EXERCISE DESCRIPTION =
When scanning the data, count every line with "color" in it, and report only the resulting number.

Start of SUPPLIED ENTRIES

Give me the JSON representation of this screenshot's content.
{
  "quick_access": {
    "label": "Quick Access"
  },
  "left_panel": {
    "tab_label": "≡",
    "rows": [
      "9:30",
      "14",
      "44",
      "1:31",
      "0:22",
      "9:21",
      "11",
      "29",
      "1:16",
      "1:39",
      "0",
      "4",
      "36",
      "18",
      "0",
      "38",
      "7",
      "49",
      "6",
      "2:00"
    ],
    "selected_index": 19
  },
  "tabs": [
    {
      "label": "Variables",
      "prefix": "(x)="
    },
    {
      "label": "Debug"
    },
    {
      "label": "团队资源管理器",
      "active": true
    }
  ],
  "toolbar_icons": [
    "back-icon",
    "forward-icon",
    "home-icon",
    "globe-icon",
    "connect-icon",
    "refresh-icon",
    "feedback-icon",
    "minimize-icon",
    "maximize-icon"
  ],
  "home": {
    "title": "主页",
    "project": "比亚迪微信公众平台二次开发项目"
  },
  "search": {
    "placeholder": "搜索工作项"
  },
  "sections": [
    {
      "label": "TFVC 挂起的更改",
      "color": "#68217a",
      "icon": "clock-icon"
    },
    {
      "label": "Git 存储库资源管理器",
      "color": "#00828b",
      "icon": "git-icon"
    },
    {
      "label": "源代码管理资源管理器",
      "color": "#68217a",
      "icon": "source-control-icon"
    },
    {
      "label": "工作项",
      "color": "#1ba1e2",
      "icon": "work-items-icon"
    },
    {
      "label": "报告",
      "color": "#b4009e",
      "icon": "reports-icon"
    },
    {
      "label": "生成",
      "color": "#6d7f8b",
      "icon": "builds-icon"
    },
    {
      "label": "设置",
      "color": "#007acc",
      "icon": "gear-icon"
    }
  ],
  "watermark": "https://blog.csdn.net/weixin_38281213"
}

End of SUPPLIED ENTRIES

SOLUTION TO THIS TASK =
7